Favourites. It’s a dangerous game to play and one in which there aren’t many willing participants.
Bias is something we all participate in and act upon. We might prefer people who we perceive as being like ourselves, or those who are what we aspire to be like. We might gravitate towards people if we enjoy their sense of humour, or respect their intelligence. It’s only natural. But letting that bias creep into management decisions is a whole different ball game.
The manager who plays favourites is impossible to please. If one employee is singled out as special for seemingly no good reason, everyone else will soon realise that flapping like a moth round their flame to gain attention is to no avail. They will give up, wallowing in their resentment, ready to pounce should the favourite fall from grace.
If you’re the manager be careful how you make your move. Don’t gamble away respect. Be conscious of how your behaviour affects others. And if your actions could be perceived as being unfair then you need to be clear about why they are not.
If you’re the favourite then congratulations, but don’t be tempted to climb on that pedestal.
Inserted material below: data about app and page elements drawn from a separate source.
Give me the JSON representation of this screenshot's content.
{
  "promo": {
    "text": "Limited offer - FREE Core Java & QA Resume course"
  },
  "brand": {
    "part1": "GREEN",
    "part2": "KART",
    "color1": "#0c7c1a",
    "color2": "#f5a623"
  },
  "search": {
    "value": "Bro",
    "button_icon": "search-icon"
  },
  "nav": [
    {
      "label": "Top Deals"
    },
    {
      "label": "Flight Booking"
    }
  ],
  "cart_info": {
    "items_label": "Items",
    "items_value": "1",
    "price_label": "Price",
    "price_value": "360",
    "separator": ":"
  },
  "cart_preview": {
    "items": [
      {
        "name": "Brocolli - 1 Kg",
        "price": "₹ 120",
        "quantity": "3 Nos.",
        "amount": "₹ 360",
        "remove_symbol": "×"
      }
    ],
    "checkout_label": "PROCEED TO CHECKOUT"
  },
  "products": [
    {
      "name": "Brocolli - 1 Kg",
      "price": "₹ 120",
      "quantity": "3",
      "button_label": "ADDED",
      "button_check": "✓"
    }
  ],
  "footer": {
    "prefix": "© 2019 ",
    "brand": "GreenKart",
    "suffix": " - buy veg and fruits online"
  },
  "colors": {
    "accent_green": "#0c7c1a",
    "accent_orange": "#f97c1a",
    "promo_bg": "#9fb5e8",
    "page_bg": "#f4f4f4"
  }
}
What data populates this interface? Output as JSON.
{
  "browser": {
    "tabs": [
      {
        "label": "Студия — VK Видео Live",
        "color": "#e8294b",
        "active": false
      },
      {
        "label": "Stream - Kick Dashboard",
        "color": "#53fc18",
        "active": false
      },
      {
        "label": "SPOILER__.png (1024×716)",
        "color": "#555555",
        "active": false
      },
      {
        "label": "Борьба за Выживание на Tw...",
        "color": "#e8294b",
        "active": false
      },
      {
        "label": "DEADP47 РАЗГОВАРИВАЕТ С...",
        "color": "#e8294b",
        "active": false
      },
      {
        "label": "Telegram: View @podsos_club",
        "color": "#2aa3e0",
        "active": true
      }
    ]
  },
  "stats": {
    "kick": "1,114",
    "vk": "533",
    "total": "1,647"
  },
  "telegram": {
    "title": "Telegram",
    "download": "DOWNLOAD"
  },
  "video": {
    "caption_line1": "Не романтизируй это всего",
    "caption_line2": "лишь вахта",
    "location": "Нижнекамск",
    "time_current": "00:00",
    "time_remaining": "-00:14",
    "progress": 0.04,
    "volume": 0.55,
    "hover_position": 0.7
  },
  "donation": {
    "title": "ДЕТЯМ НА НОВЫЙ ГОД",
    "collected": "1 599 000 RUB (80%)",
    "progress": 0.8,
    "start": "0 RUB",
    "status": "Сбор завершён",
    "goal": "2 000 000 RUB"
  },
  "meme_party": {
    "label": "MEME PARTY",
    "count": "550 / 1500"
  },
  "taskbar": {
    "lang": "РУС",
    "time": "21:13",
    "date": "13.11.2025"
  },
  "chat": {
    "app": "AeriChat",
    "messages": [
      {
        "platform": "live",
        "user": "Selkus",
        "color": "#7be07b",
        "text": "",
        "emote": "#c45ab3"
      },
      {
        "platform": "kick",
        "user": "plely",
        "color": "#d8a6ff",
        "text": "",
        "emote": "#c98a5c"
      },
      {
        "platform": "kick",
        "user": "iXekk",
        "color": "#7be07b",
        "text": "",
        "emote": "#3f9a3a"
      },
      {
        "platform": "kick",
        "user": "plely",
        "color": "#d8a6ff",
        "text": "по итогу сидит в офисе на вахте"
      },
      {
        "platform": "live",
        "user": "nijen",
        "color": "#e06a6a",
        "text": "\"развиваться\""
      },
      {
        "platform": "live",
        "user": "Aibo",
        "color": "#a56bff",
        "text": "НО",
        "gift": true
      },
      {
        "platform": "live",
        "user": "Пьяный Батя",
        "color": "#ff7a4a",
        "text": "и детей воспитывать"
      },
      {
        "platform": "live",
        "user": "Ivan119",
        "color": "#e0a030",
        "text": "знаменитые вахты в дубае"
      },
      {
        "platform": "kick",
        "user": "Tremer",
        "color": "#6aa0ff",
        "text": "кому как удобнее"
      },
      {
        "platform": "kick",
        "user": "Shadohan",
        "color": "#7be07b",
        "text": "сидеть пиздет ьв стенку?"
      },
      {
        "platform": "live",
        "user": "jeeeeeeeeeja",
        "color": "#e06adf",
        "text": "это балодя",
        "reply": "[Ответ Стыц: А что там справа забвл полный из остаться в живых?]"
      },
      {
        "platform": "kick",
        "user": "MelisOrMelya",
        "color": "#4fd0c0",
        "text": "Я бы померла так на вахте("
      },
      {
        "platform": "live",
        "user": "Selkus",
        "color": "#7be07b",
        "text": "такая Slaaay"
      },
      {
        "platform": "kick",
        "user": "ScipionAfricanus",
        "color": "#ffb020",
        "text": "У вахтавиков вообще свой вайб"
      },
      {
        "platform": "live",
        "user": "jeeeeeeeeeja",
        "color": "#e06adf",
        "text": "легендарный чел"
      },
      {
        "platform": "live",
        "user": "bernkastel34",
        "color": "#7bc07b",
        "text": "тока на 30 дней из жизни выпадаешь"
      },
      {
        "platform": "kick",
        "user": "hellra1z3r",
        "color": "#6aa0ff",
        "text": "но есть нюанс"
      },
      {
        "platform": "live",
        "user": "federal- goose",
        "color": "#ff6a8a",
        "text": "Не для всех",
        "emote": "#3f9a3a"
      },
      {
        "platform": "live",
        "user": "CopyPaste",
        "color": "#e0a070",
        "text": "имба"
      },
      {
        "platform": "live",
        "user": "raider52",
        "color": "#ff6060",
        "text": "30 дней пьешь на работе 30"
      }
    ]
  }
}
Keep your feet firmly on the ground and forego any special favours that are bestowed on your status. The manager who plays favourites cannot be expected to act with consistency. You will thank me when you’re dropped like a hot potato when the new flavour of the month arrives.
And if you’re the moth, I only hope you realise the futility of your attempts. I’m not suggesting that you give up, only that you find a better flame to dance around.
Photo credit: via Mr Dwyer http://www.brunswick.k12.me.us/hdwyer/group-2-essays/